▸ **WHAT THIS TASK INVOLVES**:
Check each line of the records below for the word "больше" and copy those where it appears.

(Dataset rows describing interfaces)

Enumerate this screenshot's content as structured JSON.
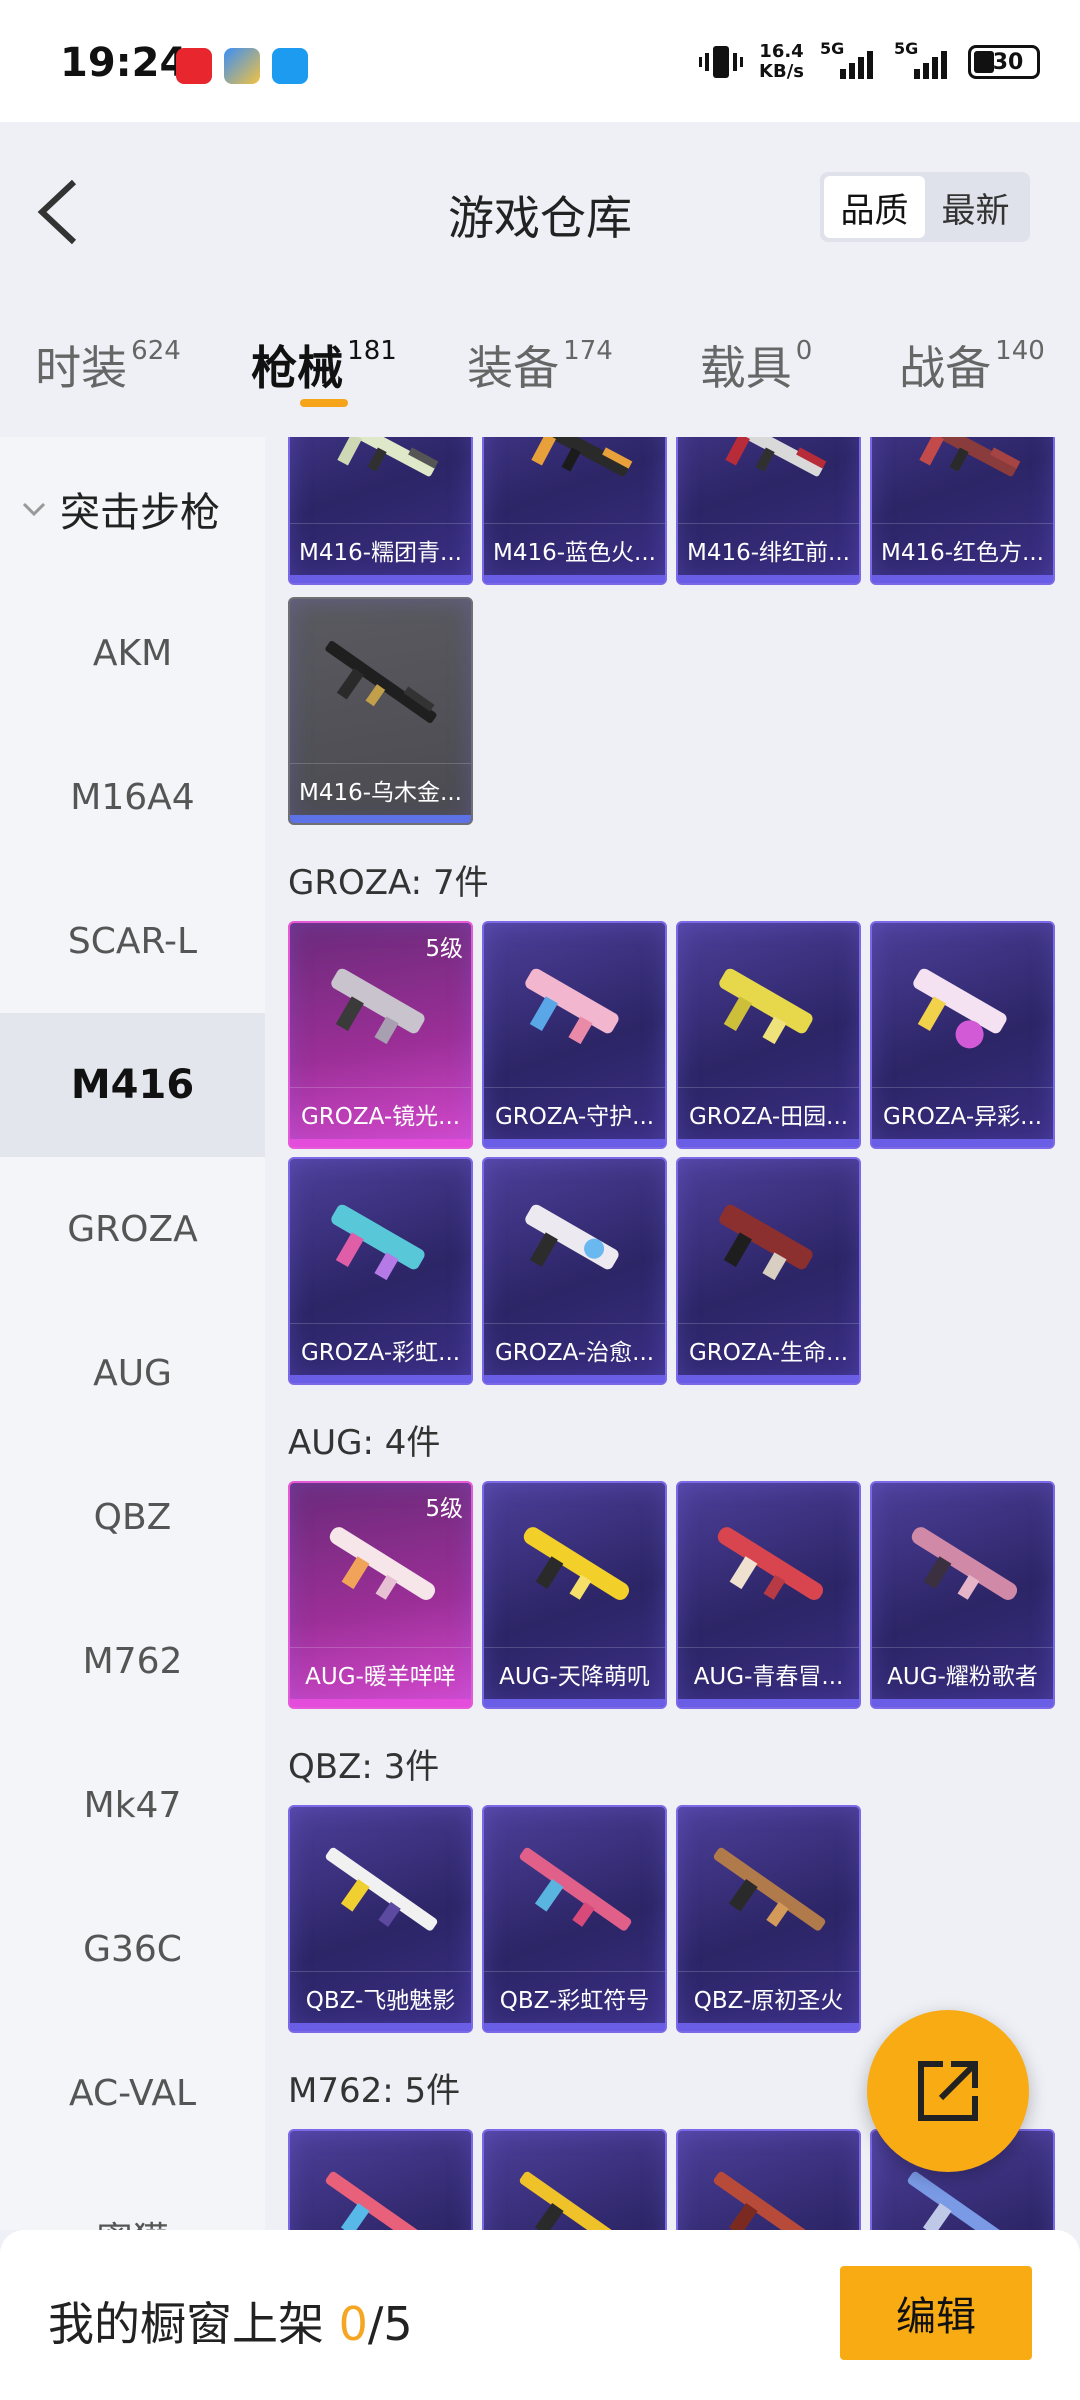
{
  "status_bar": {
    "time": "19:24",
    "net_speed_value": "16.4",
    "net_speed_unit": "KB/s",
    "signal1_label": "5G",
    "signal2_label": "5G",
    "battery": "30"
  },
  "header": {
    "title": "游戏仓库",
    "sort_options": [
      "品质",
      "最新"
    ],
    "active_sort": "品质"
  },
  "tabs": [
    {
      "label": "时装",
      "count": "624"
    },
    {
      "label": "枪械",
      "count": "181"
    },
    {
      "label": "装备",
      "count": "174"
    },
    {
      "label": "载具",
      "count": "0"
    },
    {
      "label": "战备",
      "count": "140"
    }
  ],
  "active_tab": "枪械",
  "sidebar": {
    "group": "突击步枪",
    "items": [
      "AKM",
      "M16A4",
      "SCAR-L",
      "M416",
      "GROZA",
      "AUG",
      "QBZ",
      "M762",
      "Mk47",
      "G36C",
      "AC-VAL",
      "蜜獾"
    ],
    "active_item": "M416"
  },
  "sections": {
    "m416_row1": [
      "M416-糯团青...",
      "M416-蓝色火...",
      "M416-绯红前...",
      "M416-红色方..."
    ],
    "m416_row2": [
      "M416-乌木金..."
    ],
    "groza": {
      "title": "GROZA: 7件",
      "level_badge": "5级",
      "items": [
        "GROZA-镜光...",
        "GROZA-守护...",
        "GROZA-田园...",
        "GROZA-异彩...",
        "GROZA-彩虹...",
        "GROZA-治愈...",
        "GROZA-生命..."
      ]
    },
    "aug": {
      "title": "AUG: 4件",
      "level_badge": "5级",
      "items": [
        "AUG-暖羊咩咩",
        "AUG-天降萌叽",
        "AUG-青春冒...",
        "AUG-耀粉歌者"
      ]
    },
    "qbz": {
      "title": "QBZ: 3件",
      "items": [
        "QBZ-飞驰魅影",
        "QBZ-彩虹符号",
        "QBZ-原初圣火"
      ]
    },
    "m762": {
      "title": "M762: 5件"
    }
  },
  "bottom": {
    "showcase_label": "我的橱窗上架",
    "showcase_current": "0",
    "showcase_total": "/5",
    "edit_label": "编辑"
  },
  "colors": {
    "accent": "#f8ab12",
    "card_purple": "#2c2566",
    "card_pink": "#d64ad0"
  }
}
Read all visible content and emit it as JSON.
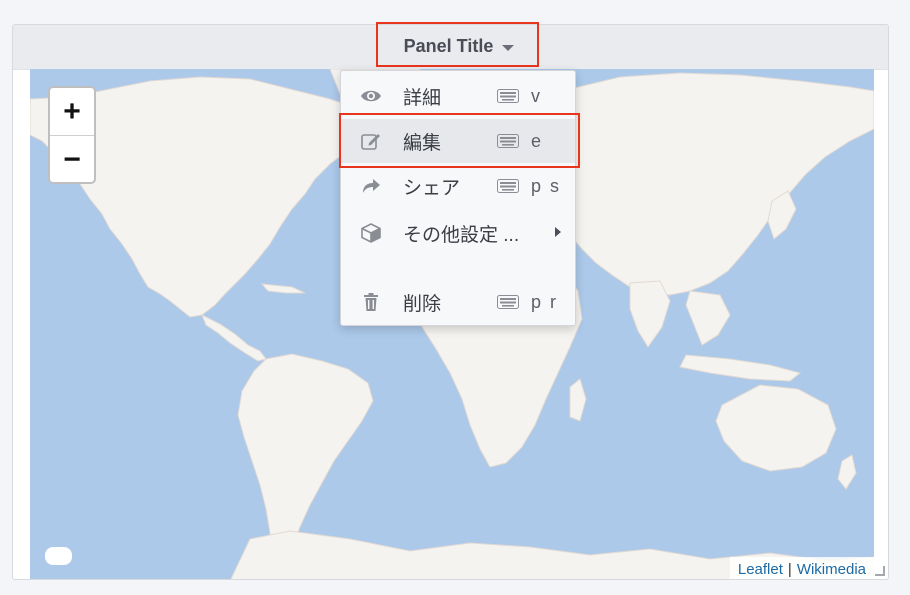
{
  "panel": {
    "title": "Panel Title",
    "title_icon": "chevron-down-icon"
  },
  "map": {
    "zoom_in_label": "+",
    "zoom_out_label": "−",
    "attribution": {
      "leaflet": "Leaflet",
      "separator": "|",
      "wikimedia": "Wikimedia"
    },
    "colors": {
      "water": "#acc9ea",
      "land": "#f5f3f0"
    }
  },
  "menu": {
    "items": [
      {
        "icon": "eye-icon",
        "label": "詳細",
        "shortcut": "v"
      },
      {
        "icon": "edit-icon",
        "label": "編集",
        "shortcut": "e",
        "active": true
      },
      {
        "icon": "share-icon",
        "label": "シェア",
        "shortcut": "p s"
      },
      {
        "icon": "cube-icon",
        "label": "その他設定 ...",
        "submenu": true
      },
      {
        "icon": "trash-icon",
        "label": "削除",
        "shortcut": "p r"
      }
    ],
    "shortcut_icon": "keyboard-icon"
  },
  "highlight_color": "#e8351e"
}
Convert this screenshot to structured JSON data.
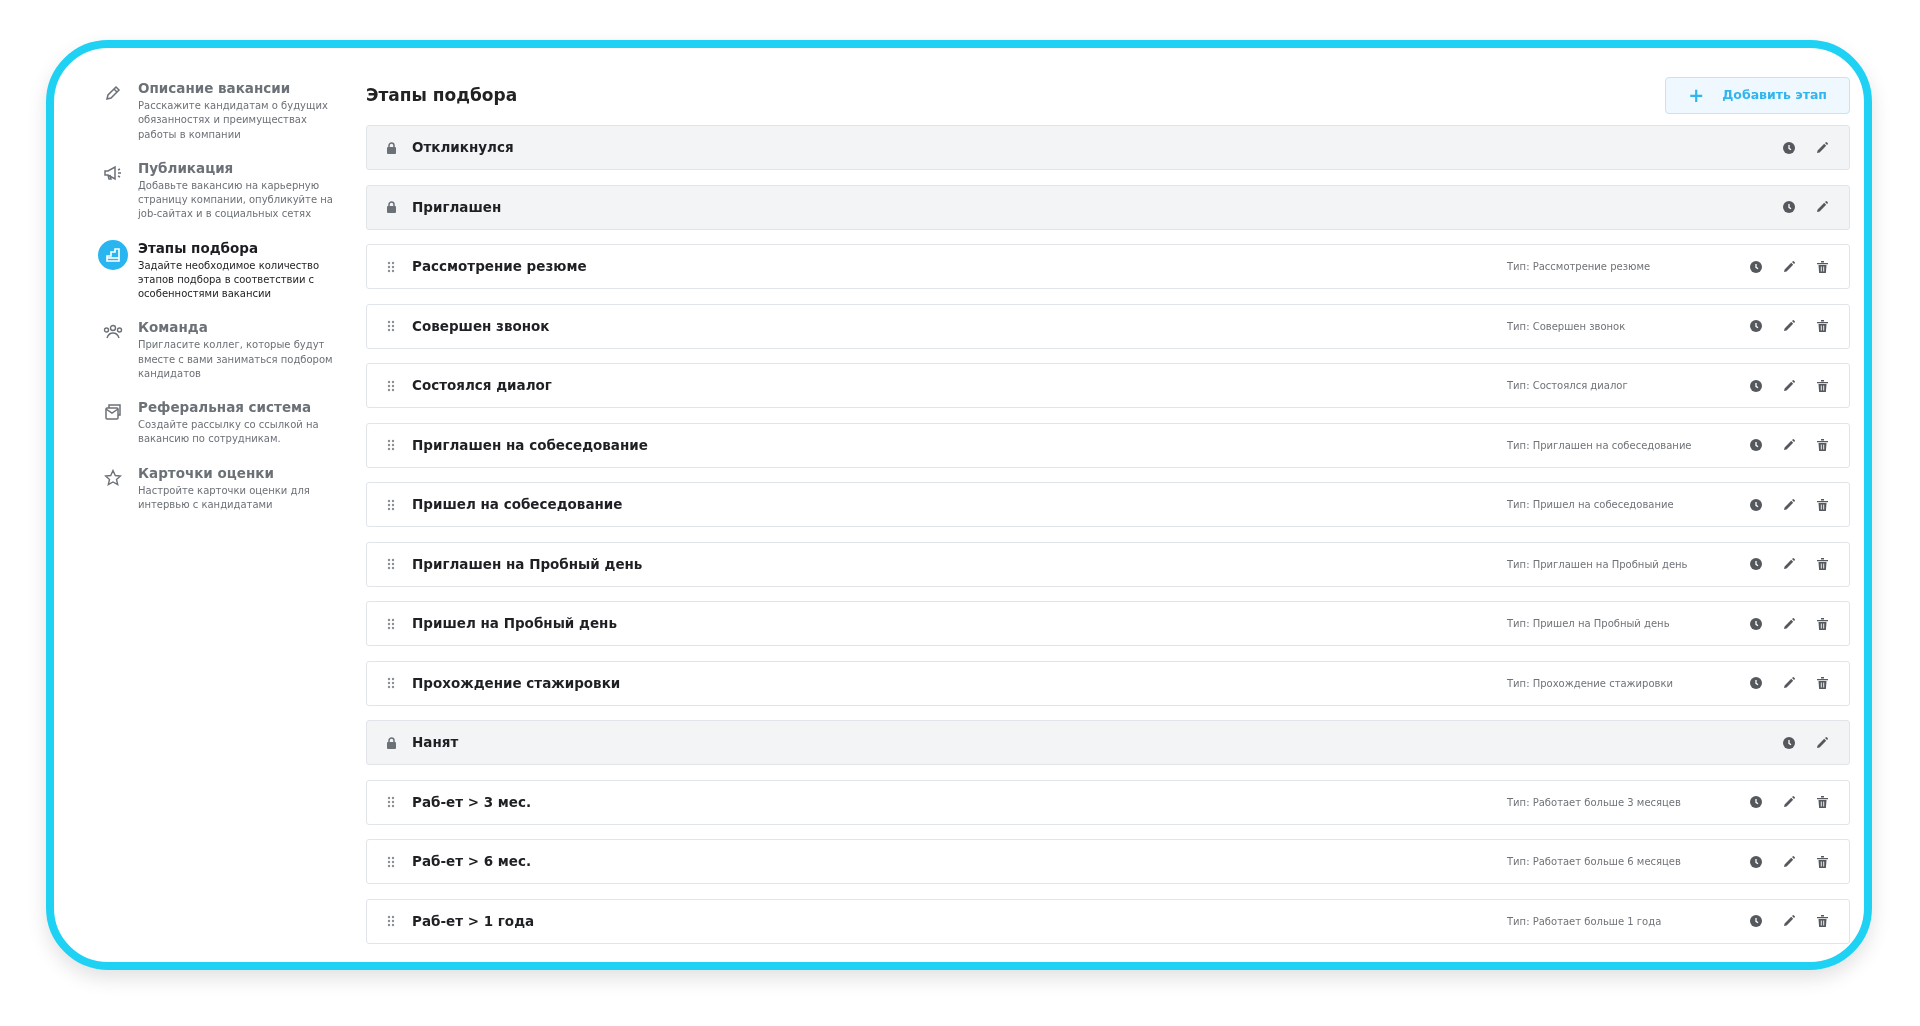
{
  "sidebar": {
    "items": [
      {
        "kind": "pencil",
        "title": "Описание вакансии",
        "description": "Расскажите кандидатам о будущих обязанностях и преимуществах работы в компании",
        "selected": false
      },
      {
        "kind": "megaphone",
        "title": "Публикация",
        "description": "Добавьте вакансию на карьерную страницу компании, опубликуйте на job-сайтах и в социальных сетях",
        "selected": false
      },
      {
        "kind": "stairs",
        "title": "Этапы подбора",
        "description": "Задайте необходимое количество этапов подбора в соответствии с особенностями вакансии",
        "selected": true
      },
      {
        "kind": "people",
        "title": "Команда",
        "description": "Пригласите коллег, которые будут вместе с вами заниматься подбором кандидатов",
        "selected": false
      },
      {
        "kind": "mail",
        "title": "Реферальная система",
        "description": "Создайте рассылку со ссылкой на вакансию по сотрудникам.",
        "selected": false
      },
      {
        "kind": "star",
        "title": "Карточки оценки",
        "description": "Настройте карточки оценки для интервью с кандидатами",
        "selected": false
      }
    ]
  },
  "page": {
    "title": "Этапы подбора",
    "add_button": {
      "icon": "+",
      "label": "Добавить этап"
    }
  },
  "stages": [
    {
      "kind": "locked",
      "name": "Откликнулся"
    },
    {
      "kind": "locked",
      "name": "Приглашен"
    },
    {
      "kind": "custom",
      "name": "Рассмотрение резюме",
      "type": "Тип: Рассмотрение резюме"
    },
    {
      "kind": "custom",
      "name": "Совершен звонок",
      "type": "Тип: Совершен звонок"
    },
    {
      "kind": "custom",
      "name": "Состоялся диалог",
      "type": "Тип: Состоялся диалог"
    },
    {
      "kind": "custom",
      "name": "Приглашен на собеседование",
      "type": "Тип: Приглашен на собеседование"
    },
    {
      "kind": "custom",
      "name": "Пришел на собеседование",
      "type": "Тип: Пришел на собеседование"
    },
    {
      "kind": "custom",
      "name": "Приглашен на Пробный день",
      "type": "Тип: Приглашен на Пробный день"
    },
    {
      "kind": "custom",
      "name": "Пришел на Пробный день",
      "type": "Тип: Пришел на Пробный день"
    },
    {
      "kind": "custom",
      "name": "Прохождение стажировки",
      "type": "Тип: Прохождение стажировки"
    },
    {
      "kind": "locked",
      "name": "Нанят"
    },
    {
      "kind": "custom",
      "name": "Раб-ет > 3 мес.",
      "type": "Тип: Работает больше 3 месяцев"
    },
    {
      "kind": "custom",
      "name": "Раб-ет > 6 мес.",
      "type": "Тип: Работает больше 6 месяцев"
    },
    {
      "kind": "custom",
      "name": "Раб-ет > 1 года",
      "type": "Тип: Работает больше 1 года"
    }
  ]
}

▸ **TASK RESPONSE**:
      "type": "Тип: Работает больше 3 месяцев"
      "type": "Тип: Работает больше 6 месяцев"
      "type": "Тип: Работает больше 1 года"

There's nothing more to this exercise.